##### Provided information #####

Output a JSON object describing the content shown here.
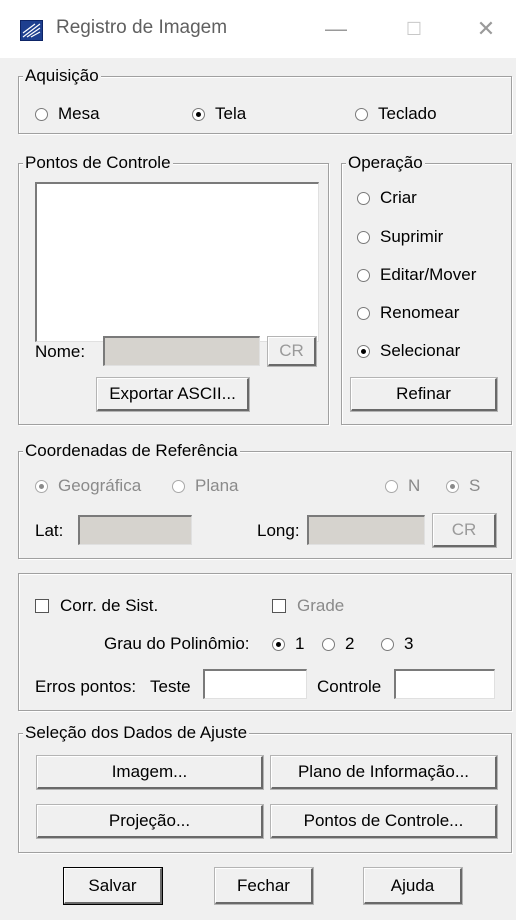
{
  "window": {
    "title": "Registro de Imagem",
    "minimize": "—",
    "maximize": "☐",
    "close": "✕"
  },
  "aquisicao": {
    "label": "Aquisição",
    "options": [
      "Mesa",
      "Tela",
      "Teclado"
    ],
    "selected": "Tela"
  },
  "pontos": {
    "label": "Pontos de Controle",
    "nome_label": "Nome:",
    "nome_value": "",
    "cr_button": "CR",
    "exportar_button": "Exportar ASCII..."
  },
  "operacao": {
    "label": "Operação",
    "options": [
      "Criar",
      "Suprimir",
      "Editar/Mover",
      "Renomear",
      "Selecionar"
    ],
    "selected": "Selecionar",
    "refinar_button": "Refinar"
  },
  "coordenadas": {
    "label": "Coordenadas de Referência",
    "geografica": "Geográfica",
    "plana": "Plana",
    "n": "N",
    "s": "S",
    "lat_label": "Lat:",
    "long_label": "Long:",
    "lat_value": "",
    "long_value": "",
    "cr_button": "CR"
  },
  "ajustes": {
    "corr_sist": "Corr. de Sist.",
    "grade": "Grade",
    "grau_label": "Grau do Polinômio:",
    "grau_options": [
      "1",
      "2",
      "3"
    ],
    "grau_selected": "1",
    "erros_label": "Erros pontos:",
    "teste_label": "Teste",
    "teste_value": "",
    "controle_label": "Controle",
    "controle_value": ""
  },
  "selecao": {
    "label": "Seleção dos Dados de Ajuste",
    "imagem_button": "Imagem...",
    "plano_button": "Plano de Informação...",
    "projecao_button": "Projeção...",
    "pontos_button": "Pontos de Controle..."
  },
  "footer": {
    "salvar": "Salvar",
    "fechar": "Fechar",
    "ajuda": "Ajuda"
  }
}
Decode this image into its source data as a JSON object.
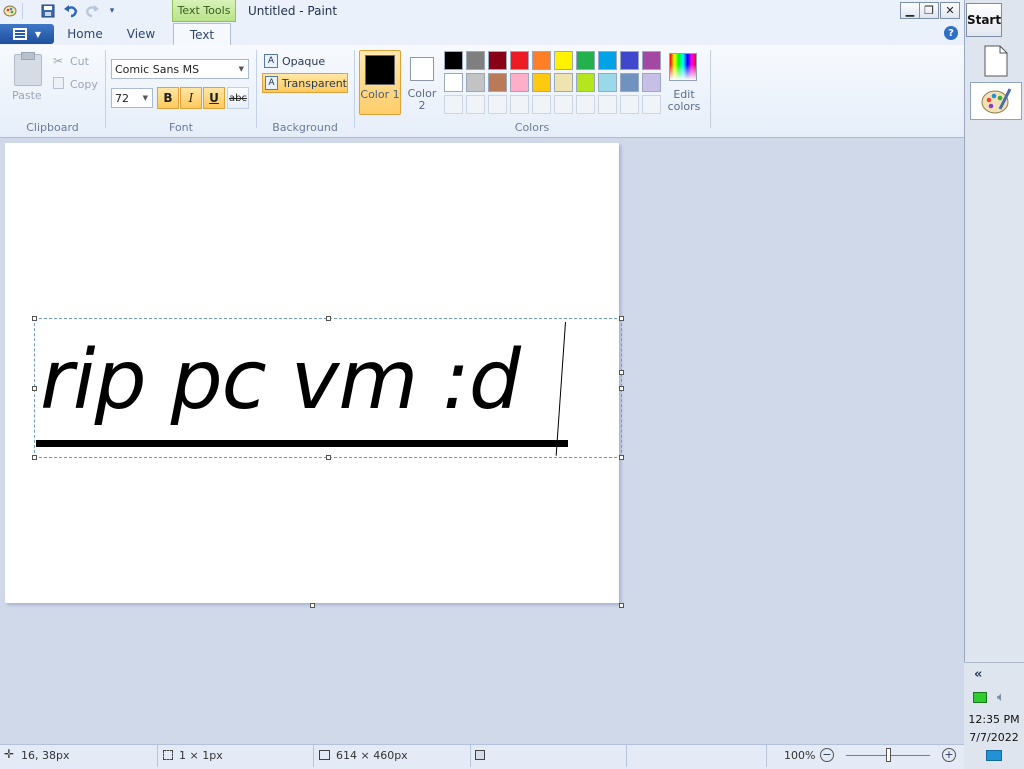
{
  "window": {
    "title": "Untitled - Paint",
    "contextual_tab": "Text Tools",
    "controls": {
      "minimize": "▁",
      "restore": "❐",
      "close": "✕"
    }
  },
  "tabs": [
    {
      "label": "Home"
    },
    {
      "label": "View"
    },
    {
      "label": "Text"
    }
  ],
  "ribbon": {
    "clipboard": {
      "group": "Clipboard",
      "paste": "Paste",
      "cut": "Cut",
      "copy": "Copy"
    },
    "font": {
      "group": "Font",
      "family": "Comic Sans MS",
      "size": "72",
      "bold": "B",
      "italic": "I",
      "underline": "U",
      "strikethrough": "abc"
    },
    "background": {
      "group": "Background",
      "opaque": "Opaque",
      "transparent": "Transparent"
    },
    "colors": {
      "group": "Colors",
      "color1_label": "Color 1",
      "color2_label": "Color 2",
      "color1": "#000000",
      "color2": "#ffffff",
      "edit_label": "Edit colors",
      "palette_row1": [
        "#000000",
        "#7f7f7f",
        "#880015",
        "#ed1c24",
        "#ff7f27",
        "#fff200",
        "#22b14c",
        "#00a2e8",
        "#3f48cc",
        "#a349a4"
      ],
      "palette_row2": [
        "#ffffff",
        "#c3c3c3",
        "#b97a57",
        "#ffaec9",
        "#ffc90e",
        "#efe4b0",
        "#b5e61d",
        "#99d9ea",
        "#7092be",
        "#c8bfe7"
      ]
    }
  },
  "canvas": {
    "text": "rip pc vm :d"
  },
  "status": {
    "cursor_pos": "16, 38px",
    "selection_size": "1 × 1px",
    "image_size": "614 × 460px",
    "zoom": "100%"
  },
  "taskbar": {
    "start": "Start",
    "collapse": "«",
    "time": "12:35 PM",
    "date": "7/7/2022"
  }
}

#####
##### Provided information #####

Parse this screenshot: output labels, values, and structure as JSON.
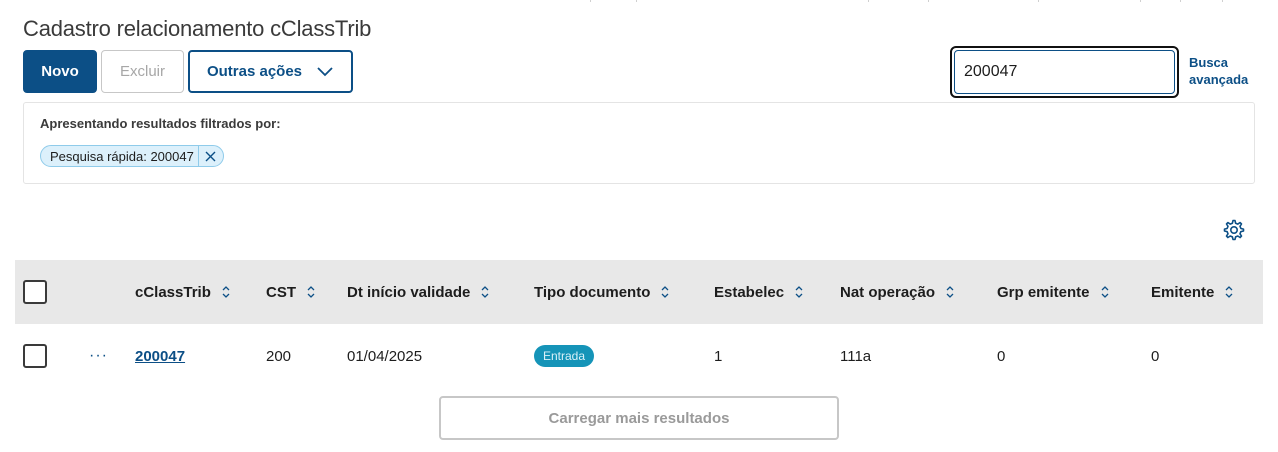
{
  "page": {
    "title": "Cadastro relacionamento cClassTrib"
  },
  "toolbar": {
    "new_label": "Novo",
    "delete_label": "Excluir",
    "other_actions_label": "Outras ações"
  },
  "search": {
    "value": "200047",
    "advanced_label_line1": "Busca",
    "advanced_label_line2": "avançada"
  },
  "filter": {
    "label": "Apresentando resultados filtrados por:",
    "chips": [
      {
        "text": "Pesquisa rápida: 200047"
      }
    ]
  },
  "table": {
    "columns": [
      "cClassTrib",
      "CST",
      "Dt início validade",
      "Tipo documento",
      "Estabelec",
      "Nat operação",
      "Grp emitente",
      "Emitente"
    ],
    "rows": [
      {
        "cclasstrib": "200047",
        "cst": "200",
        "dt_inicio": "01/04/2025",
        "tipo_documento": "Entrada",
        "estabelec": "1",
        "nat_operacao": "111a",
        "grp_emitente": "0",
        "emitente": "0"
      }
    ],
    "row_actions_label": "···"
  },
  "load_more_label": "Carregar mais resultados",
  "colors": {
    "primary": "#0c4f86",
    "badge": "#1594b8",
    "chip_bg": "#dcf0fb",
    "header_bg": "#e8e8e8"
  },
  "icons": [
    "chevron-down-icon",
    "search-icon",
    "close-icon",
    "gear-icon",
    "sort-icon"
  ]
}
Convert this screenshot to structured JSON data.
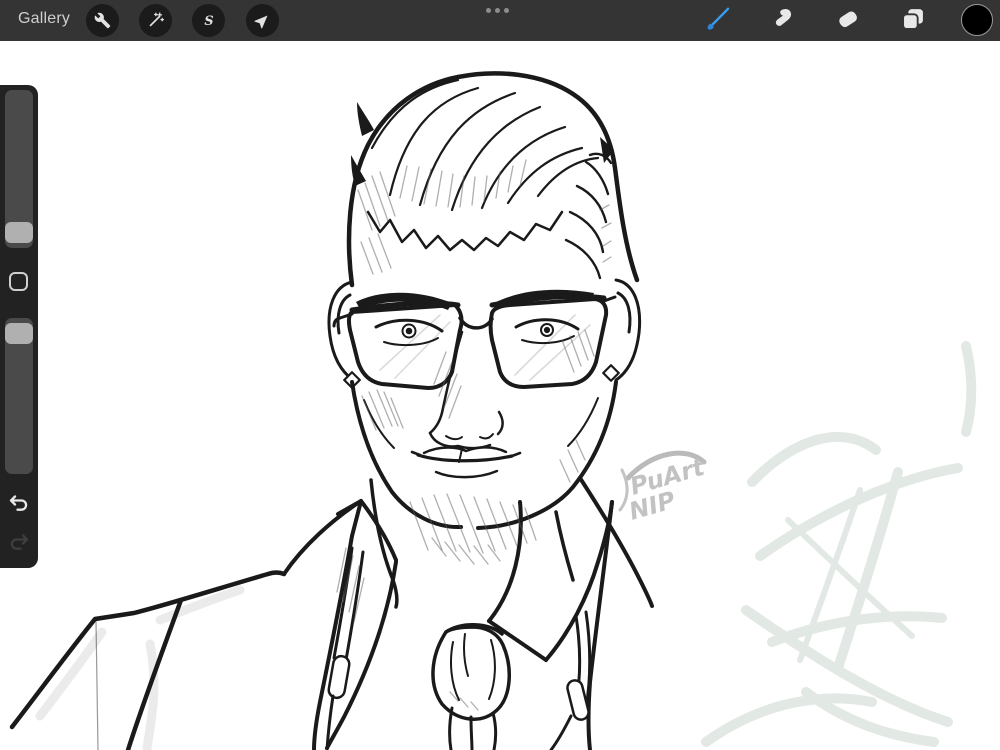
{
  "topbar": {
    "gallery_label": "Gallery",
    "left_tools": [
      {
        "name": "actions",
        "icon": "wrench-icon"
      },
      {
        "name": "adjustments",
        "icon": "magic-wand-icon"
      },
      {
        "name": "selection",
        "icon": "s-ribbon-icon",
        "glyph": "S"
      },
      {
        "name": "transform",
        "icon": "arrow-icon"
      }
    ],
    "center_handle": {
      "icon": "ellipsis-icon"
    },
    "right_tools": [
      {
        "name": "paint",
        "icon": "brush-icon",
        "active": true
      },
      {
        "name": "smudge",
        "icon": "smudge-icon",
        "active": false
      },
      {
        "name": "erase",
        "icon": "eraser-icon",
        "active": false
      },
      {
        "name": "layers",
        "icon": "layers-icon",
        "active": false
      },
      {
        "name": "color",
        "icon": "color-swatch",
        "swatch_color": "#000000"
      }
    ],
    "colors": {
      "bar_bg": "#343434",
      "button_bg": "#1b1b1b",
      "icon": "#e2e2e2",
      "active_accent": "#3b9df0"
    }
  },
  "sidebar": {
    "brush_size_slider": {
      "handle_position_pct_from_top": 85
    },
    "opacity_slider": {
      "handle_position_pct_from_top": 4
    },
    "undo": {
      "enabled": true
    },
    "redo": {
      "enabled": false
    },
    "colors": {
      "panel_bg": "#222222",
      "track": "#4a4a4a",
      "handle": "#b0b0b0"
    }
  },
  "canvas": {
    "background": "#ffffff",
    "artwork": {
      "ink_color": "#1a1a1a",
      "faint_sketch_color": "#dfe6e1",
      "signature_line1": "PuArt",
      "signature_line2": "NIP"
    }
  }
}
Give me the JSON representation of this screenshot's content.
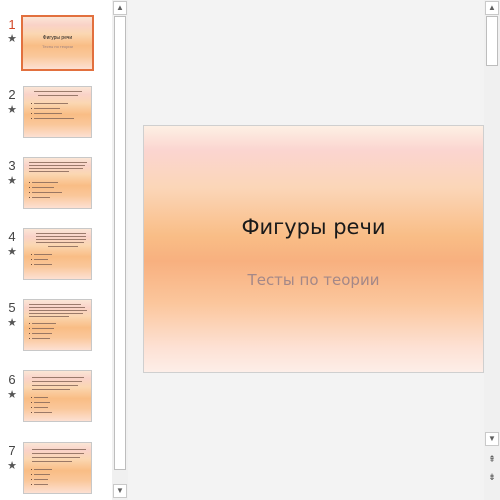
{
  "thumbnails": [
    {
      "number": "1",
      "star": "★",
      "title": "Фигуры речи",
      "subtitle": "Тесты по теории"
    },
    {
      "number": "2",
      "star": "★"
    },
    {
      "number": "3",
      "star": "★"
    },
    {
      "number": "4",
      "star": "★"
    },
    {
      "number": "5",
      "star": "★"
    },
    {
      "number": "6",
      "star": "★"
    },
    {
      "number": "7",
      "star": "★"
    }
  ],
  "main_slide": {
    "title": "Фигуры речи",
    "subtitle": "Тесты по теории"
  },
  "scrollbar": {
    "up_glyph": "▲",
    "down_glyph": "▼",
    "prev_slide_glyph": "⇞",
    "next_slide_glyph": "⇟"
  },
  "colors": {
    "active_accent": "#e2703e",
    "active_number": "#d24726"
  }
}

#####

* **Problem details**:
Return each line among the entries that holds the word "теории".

* **Output**:
      "subtitle": "Тесты по теории"
    "subtitle": "Тесты по теории"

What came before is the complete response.